Kakinoki R, Ikeguchi R, Dunkan SF, Nakayama K, Matsumoto T, Ohta S, et al. Comparison between partial ulnar and intercostal nerve transfers for reconstructing elbow flexion in patients with upper brachial plexus injuries. J Brachial Plex Peripher Nerve Inj 2010;5:4.  Back to cited text no. 11
    
12.
O'Shea K, Feinberg JH, Wolfe SW. Imaging and electrodiagnostic work-up of acute adult brachial plexus injuries. J Hand Surg Eur Vol 2011;36:747-59.  Back to cited text no. 12
    
13.
Wilbourn AJ. Nerve conduction studies. Types, components, abnormalities, and value in localization. Neurol Clin 2002;20:305-38, v.  Back to cited text no. 13
    
14.
Thatte MR, Agashe M, Rathod C, Lad P, Mehta R. An approach to the supraclavicular and infraclavicular aspects of the brachial plexus. Tech Hand Up Extrem Surg 2011;15:188-97.  Back to cited text no. 14
    
15.
Bhandari PS, Deb P. Fascicular selection for nerve transfers: The role of the nerve stimulator when restoring elbow flexion in brachial plexus injuries. J Hand Surg Am 2011;36:2002-9.  Back to cited text no. 15
    
16.
Suzuki O, Sungawa T, Yokota K. Use of quantitive intra-operative electrodiagnosis during partial ulnar nerve transfer to restore elbow flexion. J Bone Joint Surg Br 2011;93-B; 364.  Back to cited text no. 16
    
17.
Teboul F, Kakkar R, Ameur N, Beaulieu JY, Oberlin C. Transfer of fascicles from the ulnar nerve to the nerve to the biceps in the treatment of upper brachial plexus palsy. J Bone Joint Surg Am 2004;86-A: 1485-90.  Back to cited text no. 17
    
18.
Leechavengvongs S, Witoonchart K, Uerpairojkit C, Thuvasethakul P, Ketmalasiri W. Nerve transfer to biceps muscle using a part of the ulnar nerve in brachial plexus injury (upper arm type): A report of 32 cases. J Hand Surg Am 1998;23:711-6.  Back to cited text no. 18
    
19.
Schreiber JJ, Feinberg JH, Byun DJ, Lee SK, Wolfe SW. Preoperative donor nerve electromyography as a predictor of nerve transfer outcomes. J Hand Surg Am 2014;39:42-9.  Back to cited text no. 19
    


    Figures

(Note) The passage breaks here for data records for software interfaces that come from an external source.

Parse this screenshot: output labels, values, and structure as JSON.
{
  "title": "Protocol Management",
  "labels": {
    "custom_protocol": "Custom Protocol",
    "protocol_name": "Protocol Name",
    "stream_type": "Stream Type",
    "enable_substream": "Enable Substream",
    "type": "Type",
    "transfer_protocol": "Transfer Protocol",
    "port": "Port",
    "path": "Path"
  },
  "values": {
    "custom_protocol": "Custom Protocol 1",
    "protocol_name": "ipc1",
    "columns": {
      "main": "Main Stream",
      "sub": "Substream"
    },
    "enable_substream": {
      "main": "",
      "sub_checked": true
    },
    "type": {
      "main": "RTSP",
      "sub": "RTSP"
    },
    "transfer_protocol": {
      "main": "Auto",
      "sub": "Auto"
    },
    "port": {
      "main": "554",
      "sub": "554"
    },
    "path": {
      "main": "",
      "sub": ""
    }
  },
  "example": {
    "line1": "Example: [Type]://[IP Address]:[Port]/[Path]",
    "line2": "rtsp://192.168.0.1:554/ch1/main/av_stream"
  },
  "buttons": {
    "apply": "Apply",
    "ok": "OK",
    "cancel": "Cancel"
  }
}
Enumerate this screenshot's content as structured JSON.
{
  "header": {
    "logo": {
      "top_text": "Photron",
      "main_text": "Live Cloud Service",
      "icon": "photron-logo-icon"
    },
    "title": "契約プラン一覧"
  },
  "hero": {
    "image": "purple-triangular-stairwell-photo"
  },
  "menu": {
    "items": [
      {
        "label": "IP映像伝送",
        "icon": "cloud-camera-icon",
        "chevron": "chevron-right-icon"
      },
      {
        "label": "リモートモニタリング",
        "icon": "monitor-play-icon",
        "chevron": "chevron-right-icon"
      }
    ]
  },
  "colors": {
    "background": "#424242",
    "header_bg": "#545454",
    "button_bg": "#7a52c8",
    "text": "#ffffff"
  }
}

  [Figure 1], [Figure 2], [Figure 3], [Figure 4], [Figure 5], [Figure 6], [Figure 7], [Figure 8]
 
 
    Tables

  [Table 1], [Table 2], [Table 3], [Table 4]



 

Top
Print this article  Email this article
 

    

Site Map  |  Home  |  Contact Us  |  Feedback  |  Copyright and Disclaimer
Online since 11th March '04
Published by Wolters Kluwer - Medknow